The exercise asks you to copy every line below in which "surname" appears.

[Records from a data source]
-------------------------
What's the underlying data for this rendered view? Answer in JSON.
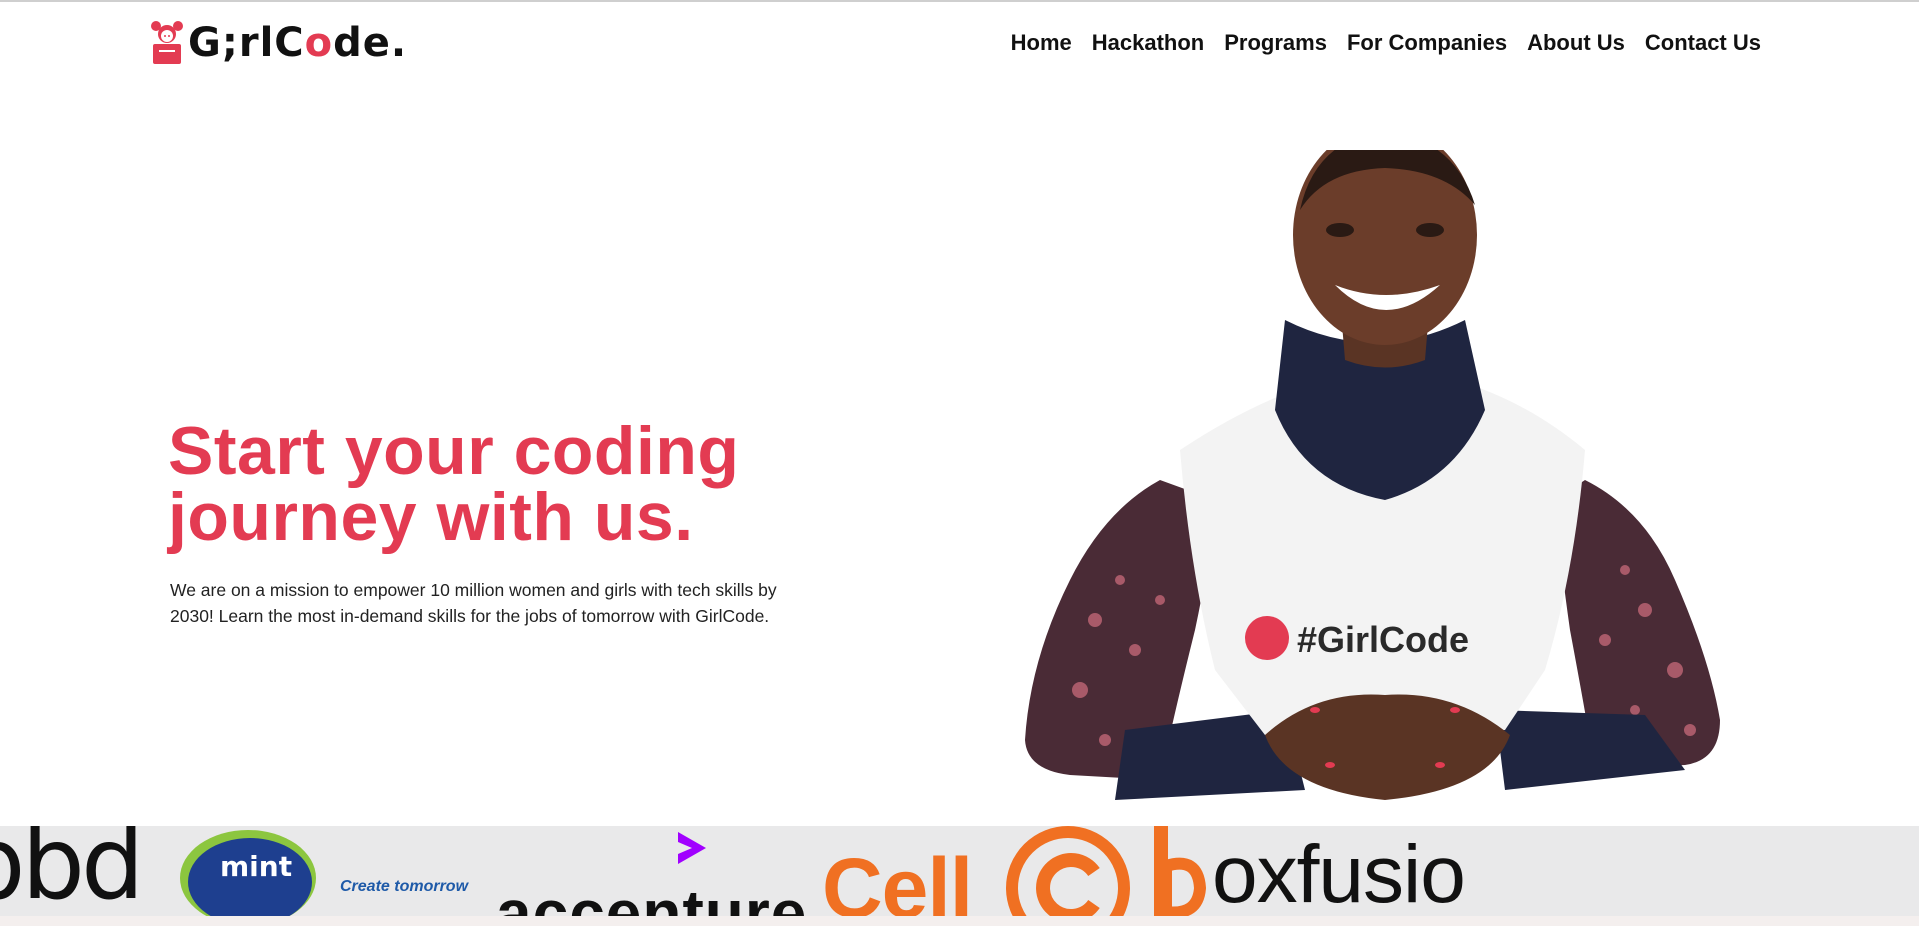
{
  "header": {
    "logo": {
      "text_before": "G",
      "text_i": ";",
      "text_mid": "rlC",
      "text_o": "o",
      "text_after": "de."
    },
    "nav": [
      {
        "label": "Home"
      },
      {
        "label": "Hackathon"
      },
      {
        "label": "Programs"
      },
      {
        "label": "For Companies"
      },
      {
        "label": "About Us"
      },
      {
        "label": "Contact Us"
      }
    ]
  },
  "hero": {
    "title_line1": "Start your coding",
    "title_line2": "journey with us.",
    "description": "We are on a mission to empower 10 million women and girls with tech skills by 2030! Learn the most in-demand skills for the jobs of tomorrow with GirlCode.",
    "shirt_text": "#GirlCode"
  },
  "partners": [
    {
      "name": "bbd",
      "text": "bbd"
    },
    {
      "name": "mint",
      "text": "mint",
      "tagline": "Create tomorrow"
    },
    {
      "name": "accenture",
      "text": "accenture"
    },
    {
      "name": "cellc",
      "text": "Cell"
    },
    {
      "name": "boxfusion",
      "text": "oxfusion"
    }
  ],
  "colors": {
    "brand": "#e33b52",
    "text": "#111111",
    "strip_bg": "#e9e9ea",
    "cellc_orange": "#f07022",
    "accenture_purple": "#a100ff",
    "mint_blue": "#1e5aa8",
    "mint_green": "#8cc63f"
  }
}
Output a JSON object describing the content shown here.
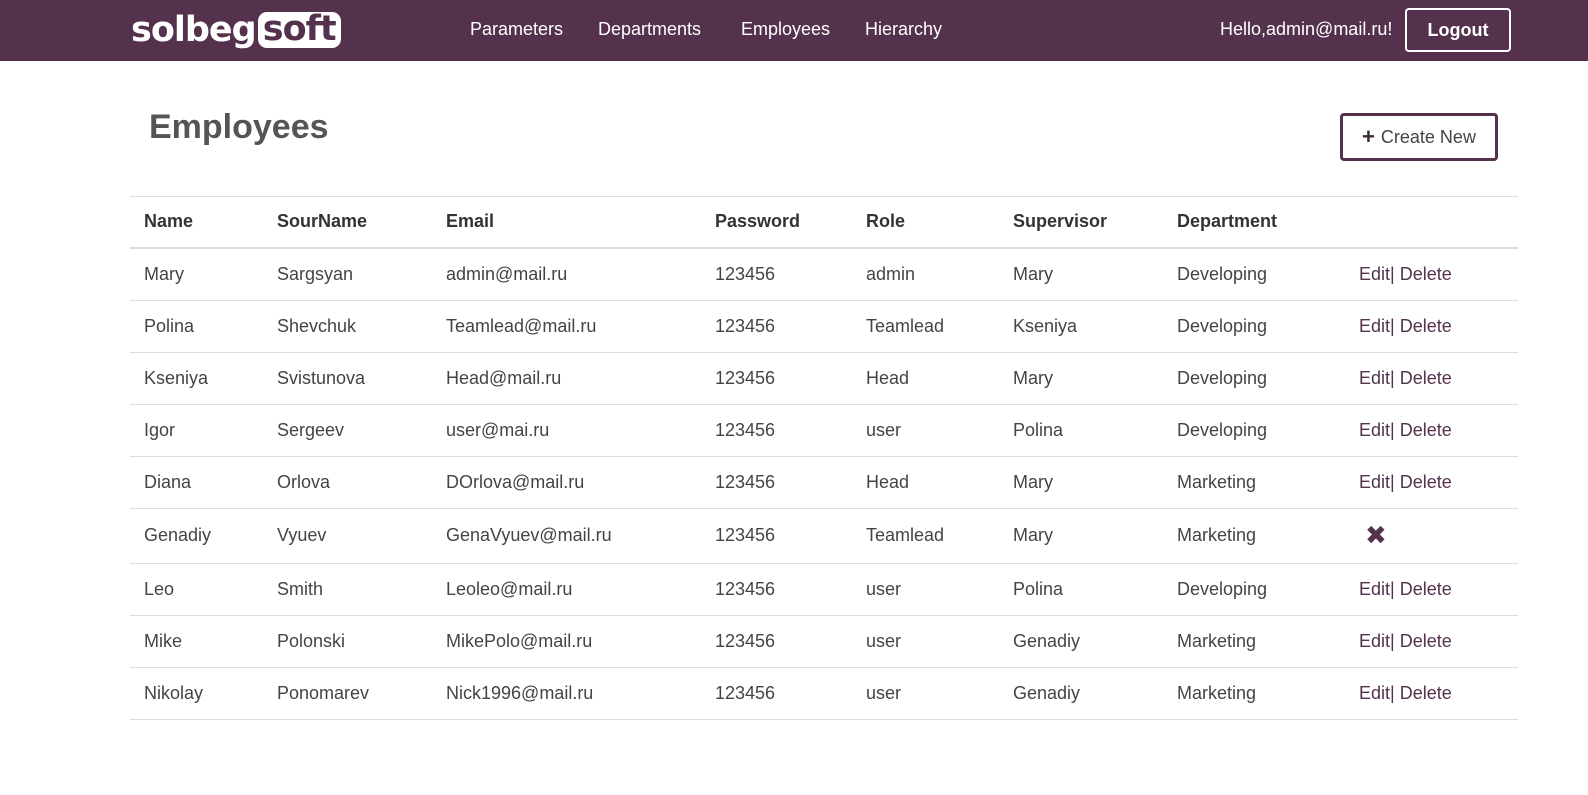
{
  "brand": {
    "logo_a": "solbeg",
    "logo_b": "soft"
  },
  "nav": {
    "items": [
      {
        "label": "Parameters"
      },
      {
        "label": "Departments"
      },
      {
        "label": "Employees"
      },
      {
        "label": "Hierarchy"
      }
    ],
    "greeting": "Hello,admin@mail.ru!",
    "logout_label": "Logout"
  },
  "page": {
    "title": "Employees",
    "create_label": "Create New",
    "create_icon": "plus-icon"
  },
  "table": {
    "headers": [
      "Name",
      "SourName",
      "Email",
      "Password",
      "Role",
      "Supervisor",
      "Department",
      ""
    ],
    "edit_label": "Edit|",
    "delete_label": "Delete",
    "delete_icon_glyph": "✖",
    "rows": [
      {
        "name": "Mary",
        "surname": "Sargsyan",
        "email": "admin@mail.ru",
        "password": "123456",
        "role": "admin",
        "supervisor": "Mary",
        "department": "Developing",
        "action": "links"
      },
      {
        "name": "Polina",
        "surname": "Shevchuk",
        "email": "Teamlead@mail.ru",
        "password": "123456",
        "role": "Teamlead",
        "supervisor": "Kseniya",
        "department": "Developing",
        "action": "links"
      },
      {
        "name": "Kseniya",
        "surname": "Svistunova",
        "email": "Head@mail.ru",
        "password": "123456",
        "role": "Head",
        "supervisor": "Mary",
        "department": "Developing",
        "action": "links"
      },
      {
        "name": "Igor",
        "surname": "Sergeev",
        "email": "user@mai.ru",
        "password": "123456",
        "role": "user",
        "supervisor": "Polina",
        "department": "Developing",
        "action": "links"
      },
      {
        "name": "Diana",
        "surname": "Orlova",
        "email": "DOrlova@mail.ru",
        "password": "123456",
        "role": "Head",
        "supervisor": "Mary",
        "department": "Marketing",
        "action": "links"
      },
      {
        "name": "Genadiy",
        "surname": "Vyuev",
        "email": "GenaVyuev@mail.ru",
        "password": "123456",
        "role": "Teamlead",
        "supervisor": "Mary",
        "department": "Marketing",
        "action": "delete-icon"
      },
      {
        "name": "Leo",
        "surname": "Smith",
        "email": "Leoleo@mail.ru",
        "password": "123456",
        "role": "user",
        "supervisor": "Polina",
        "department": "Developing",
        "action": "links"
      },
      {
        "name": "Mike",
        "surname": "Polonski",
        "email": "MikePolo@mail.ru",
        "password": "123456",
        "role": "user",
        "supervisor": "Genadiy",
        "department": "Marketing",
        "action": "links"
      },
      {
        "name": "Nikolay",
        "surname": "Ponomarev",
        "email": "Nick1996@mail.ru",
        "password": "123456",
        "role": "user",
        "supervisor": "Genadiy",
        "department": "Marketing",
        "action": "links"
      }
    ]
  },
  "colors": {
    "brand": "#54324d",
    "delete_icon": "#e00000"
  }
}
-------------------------
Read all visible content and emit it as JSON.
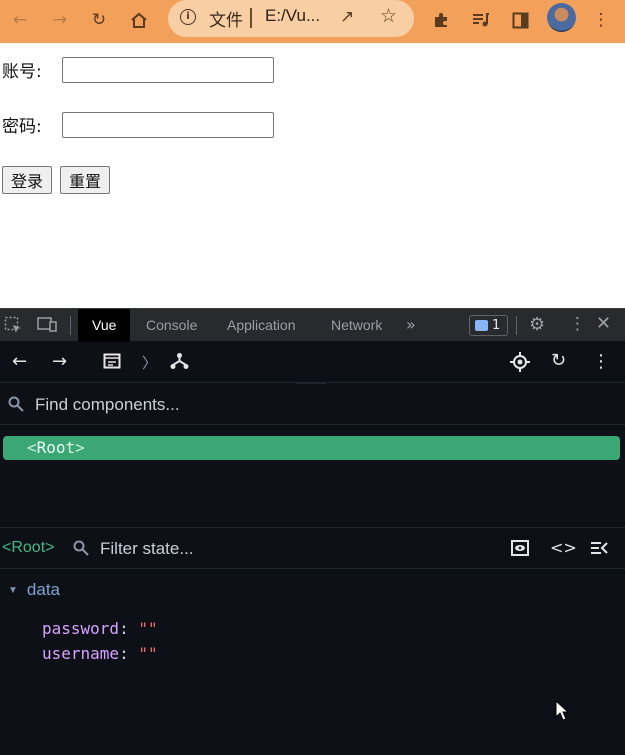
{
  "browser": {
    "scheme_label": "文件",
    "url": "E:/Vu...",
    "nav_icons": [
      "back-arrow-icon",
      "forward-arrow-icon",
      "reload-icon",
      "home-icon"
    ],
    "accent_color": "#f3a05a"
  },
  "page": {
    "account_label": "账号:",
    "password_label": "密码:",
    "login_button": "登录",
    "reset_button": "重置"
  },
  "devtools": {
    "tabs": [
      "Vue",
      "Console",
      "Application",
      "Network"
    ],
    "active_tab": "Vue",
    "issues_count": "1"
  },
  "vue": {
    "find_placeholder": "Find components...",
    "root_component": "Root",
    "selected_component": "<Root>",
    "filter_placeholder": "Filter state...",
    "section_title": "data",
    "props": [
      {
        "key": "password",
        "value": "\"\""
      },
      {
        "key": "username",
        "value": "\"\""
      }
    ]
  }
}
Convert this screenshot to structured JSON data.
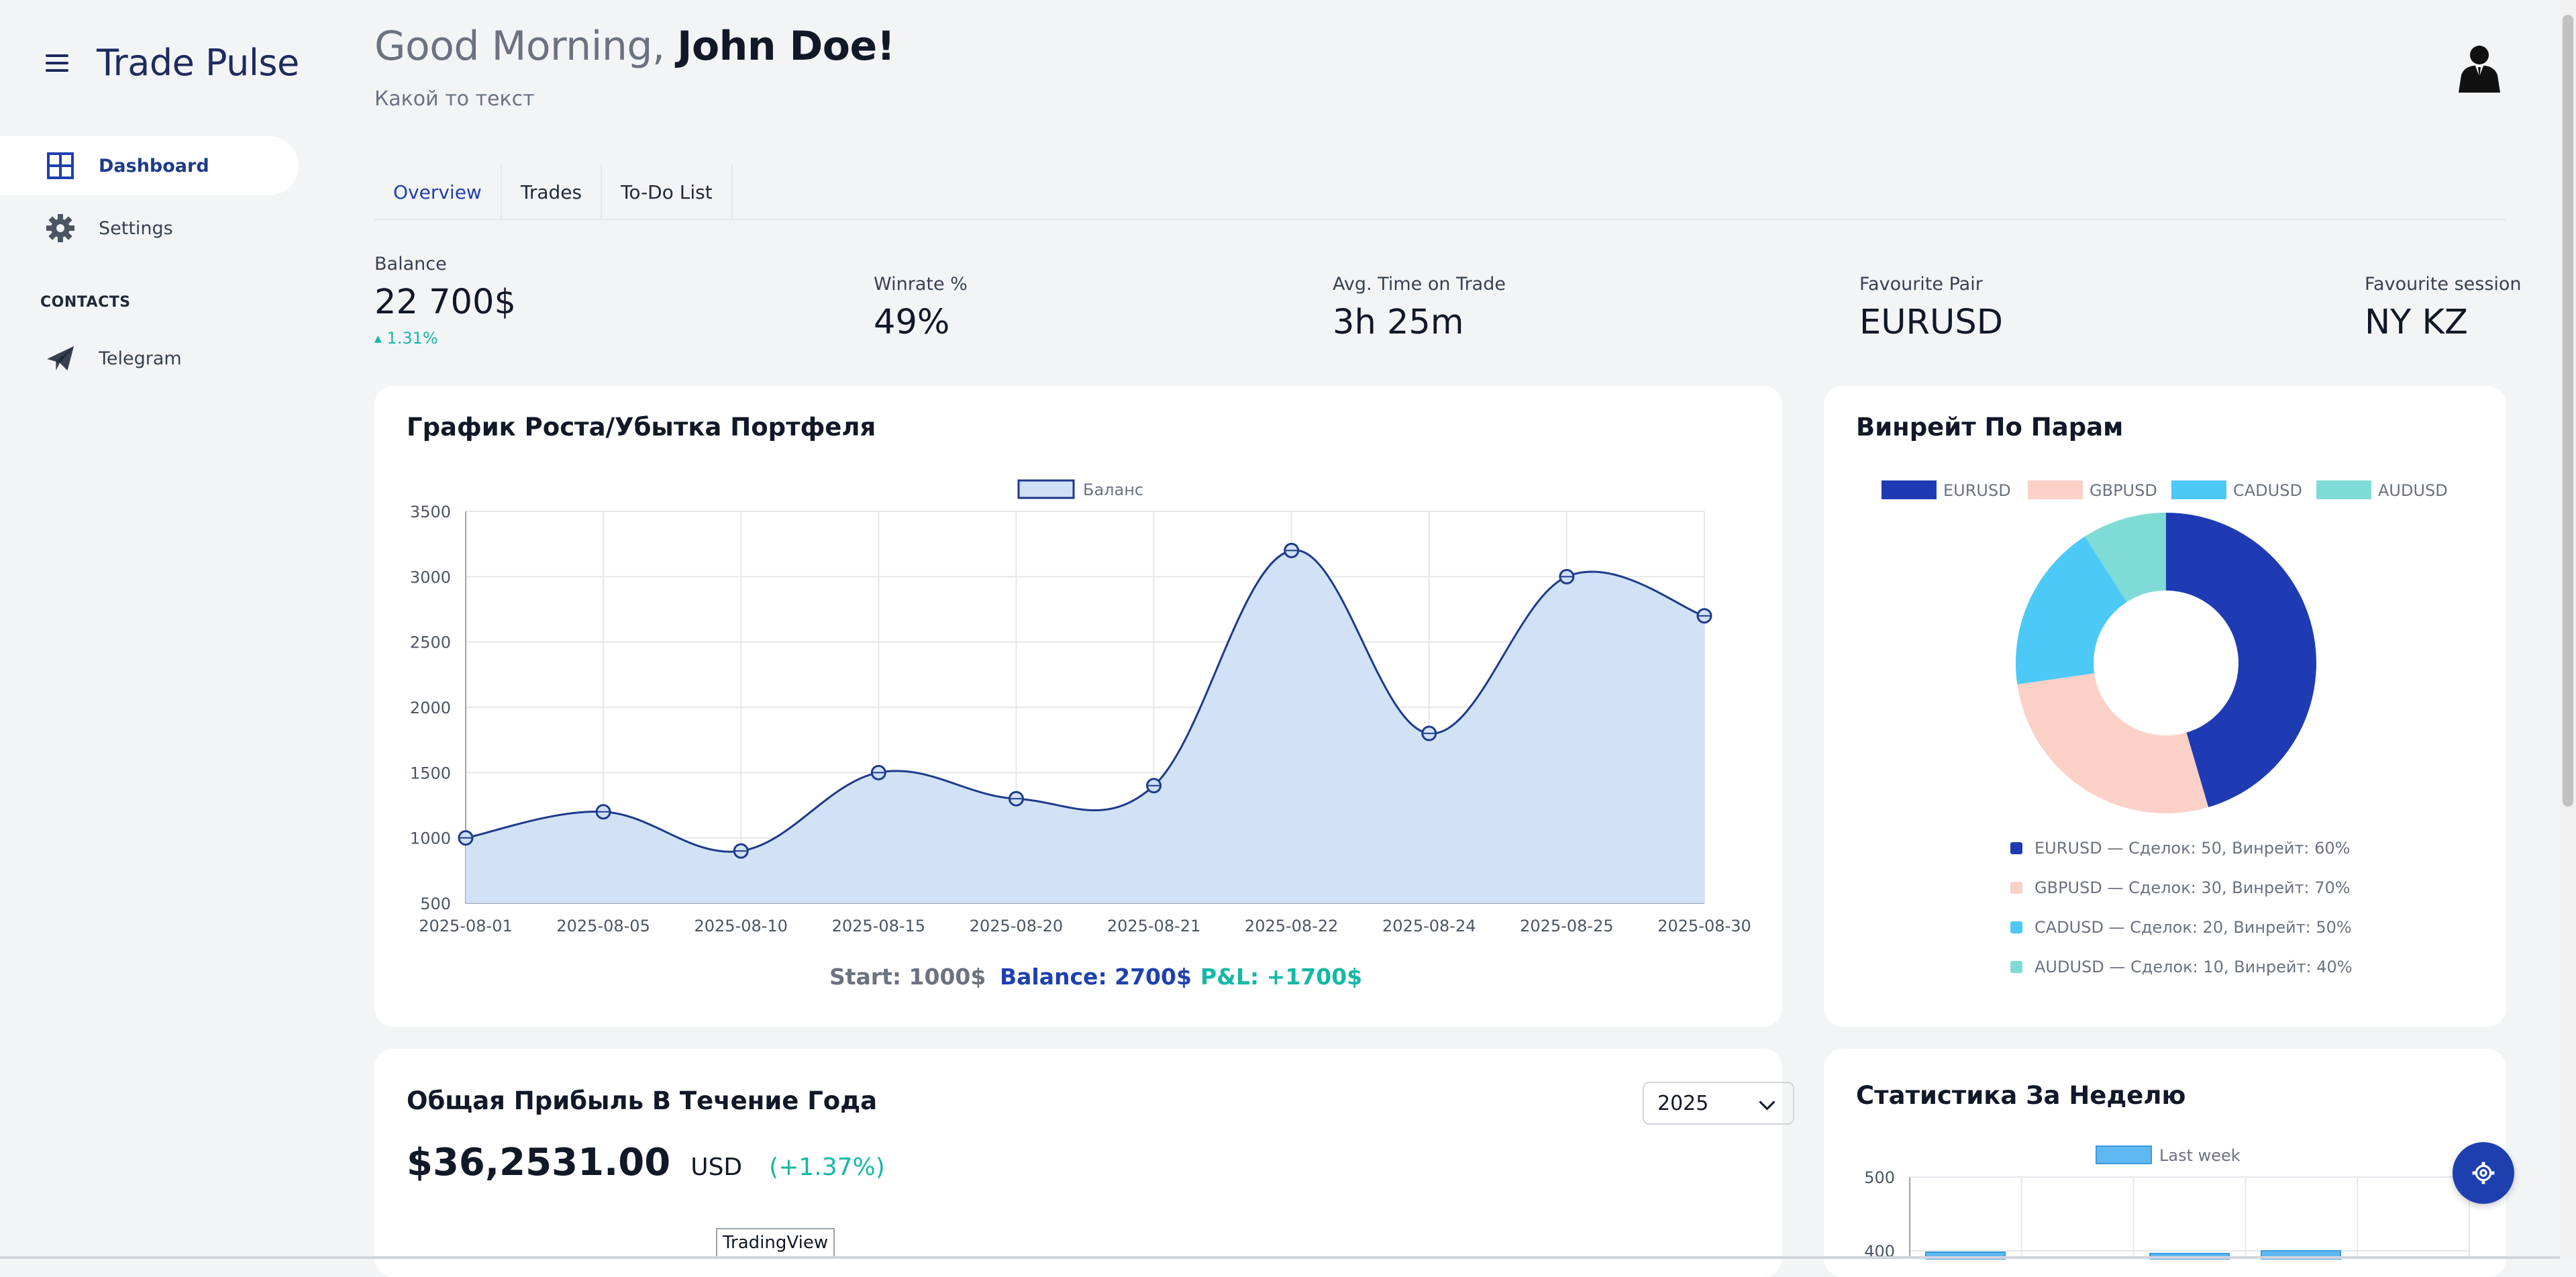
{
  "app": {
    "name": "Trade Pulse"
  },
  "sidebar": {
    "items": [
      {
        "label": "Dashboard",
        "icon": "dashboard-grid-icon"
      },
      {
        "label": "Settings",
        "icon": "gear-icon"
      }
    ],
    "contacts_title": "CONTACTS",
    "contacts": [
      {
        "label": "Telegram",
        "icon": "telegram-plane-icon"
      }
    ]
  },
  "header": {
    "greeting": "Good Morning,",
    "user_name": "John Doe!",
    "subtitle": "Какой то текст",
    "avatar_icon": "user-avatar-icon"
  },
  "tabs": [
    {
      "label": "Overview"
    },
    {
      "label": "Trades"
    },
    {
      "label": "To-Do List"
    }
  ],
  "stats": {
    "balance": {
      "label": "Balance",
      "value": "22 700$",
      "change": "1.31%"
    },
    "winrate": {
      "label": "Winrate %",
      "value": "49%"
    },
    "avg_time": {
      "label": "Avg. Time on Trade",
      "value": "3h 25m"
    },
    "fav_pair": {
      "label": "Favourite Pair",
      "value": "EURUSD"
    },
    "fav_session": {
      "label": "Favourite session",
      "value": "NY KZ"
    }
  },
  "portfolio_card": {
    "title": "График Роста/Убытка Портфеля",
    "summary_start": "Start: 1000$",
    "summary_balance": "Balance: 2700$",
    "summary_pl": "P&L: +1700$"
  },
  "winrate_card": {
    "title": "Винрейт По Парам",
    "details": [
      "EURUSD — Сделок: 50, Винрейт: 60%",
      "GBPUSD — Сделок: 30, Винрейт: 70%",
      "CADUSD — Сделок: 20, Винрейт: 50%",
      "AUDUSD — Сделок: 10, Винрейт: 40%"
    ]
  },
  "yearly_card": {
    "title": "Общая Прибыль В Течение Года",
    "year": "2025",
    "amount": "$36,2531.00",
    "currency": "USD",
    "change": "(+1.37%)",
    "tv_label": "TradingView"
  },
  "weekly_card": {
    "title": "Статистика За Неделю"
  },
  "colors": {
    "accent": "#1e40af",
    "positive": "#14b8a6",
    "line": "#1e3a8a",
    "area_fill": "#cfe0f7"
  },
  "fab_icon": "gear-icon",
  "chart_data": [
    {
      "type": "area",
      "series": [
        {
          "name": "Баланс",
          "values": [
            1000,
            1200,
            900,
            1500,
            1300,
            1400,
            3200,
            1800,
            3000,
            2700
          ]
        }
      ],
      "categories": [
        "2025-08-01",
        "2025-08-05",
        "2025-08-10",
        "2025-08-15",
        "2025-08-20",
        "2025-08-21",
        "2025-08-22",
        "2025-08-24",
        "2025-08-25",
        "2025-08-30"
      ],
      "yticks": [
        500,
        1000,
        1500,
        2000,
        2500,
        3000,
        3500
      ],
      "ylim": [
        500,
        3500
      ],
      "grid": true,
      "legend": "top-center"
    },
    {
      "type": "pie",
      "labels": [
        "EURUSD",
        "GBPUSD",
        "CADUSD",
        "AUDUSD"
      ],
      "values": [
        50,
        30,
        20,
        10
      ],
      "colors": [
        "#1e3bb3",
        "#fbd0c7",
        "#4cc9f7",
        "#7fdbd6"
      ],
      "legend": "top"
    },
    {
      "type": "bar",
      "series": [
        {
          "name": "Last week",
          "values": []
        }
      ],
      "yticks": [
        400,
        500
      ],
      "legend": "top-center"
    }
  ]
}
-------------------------
OUTPUT OF THE EXERCISE
        "surname": "Sargsyan",
        "surname": "Shevchuk",
        "surname": "Svistunova",
        "surname": "Sergeev",
        "surname": "Orlova",
        "surname": "Vyuev",
        "surname": "Smith",
        "surname": "Polonski",
        "surname": "Ponomarev",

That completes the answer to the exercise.